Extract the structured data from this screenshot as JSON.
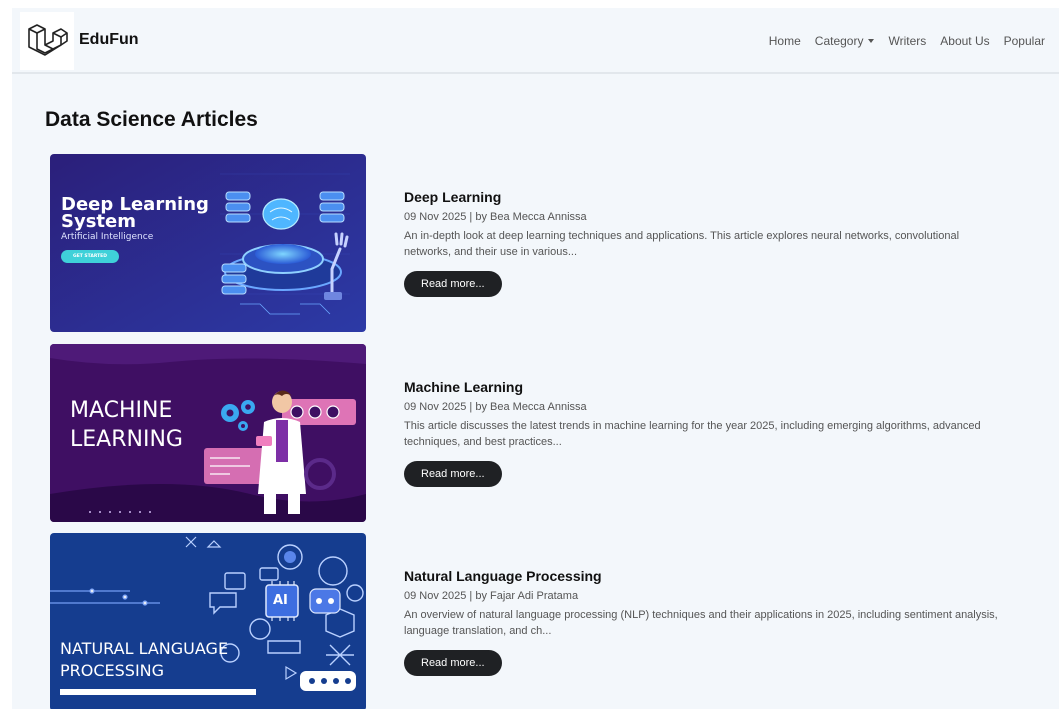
{
  "brand": {
    "name": "EduFun"
  },
  "nav": {
    "home": "Home",
    "category": "Category",
    "writers": "Writers",
    "about": "About Us",
    "popular": "Popular"
  },
  "page_title": "Data Science Articles",
  "articles": [
    {
      "title": "Deep Learning",
      "meta": "09 Nov 2025 | by Bea Mecca Annissa",
      "description": "An in-depth look at deep learning techniques and applications. This article explores neural networks, convolutional networks, and their use in various...",
      "button": "Read more...",
      "thumb": {
        "line1": "Deep Learning",
        "line2": "System",
        "subtitle": "Artificial Intelligence",
        "cta": "GET STARTED"
      }
    },
    {
      "title": "Machine Learning",
      "meta": "09 Nov 2025 | by Bea Mecca Annissa",
      "description": "This article discusses the latest trends in machine learning for the year 2025, including emerging algorithms, advanced techniques, and best practices...",
      "button": "Read more...",
      "thumb": {
        "line1": "MACHINE",
        "line2": "LEARNING"
      }
    },
    {
      "title": "Natural Language Processing",
      "meta": "09 Nov 2025 | by Fajar Adi Pratama",
      "description": "An overview of natural language processing (NLP) techniques and their applications in 2025, including sentiment analysis, language translation, and ch...",
      "button": "Read more...",
      "thumb": {
        "line1": "NATURAL LANGUAGE",
        "line2": "PROCESSING",
        "badge": "AI"
      }
    }
  ],
  "colors": {
    "page_bg": "#f3f7fb",
    "button_bg": "#1f2124",
    "thumb1_bg": "#2a2a8c",
    "thumb2_bg": "#3f0f63",
    "thumb3_bg": "#153d8f"
  }
}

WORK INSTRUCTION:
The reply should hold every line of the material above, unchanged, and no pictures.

EXERCISE ANSWER:
Extract the structured data from this screenshot as JSON.
{
  "brand": {
    "name": "EduFun"
  },
  "nav": {
    "home": "Home",
    "category": "Category",
    "writers": "Writers",
    "about": "About Us",
    "popular": "Popular"
  },
  "page_title": "Data Science Articles",
  "articles": [
    {
      "title": "Deep Learning",
      "meta": "09 Nov 2025 | by Bea Mecca Annissa",
      "description": "An in-depth look at deep learning techniques and applications. This article explores neural networks, convolutional networks, and their use in various...",
      "button": "Read more...",
      "thumb": {
        "line1": "Deep Learning",
        "line2": "System",
        "subtitle": "Artificial Intelligence",
        "cta": "GET STARTED"
      }
    },
    {
      "title": "Machine Learning",
      "meta": "09 Nov 2025 | by Bea Mecca Annissa",
      "description": "This article discusses the latest trends in machine learning for the year 2025, including emerging algorithms, advanced techniques, and best practices...",
      "button": "Read more...",
      "thumb": {
        "line1": "MACHINE",
        "line2": "LEARNING"
      }
    },
    {
      "title": "Natural Language Processing",
      "meta": "09 Nov 2025 | by Fajar Adi Pratama",
      "description": "An overview of natural language processing (NLP) techniques and their applications in 2025, including sentiment analysis, language translation, and ch...",
      "button": "Read more...",
      "thumb": {
        "line1": "NATURAL LANGUAGE",
        "line2": "PROCESSING",
        "badge": "AI"
      }
    }
  ],
  "colors": {
    "page_bg": "#f3f7fb",
    "button_bg": "#1f2124",
    "thumb1_bg": "#2a2a8c",
    "thumb2_bg": "#3f0f63",
    "thumb3_bg": "#153d8f"
  }
}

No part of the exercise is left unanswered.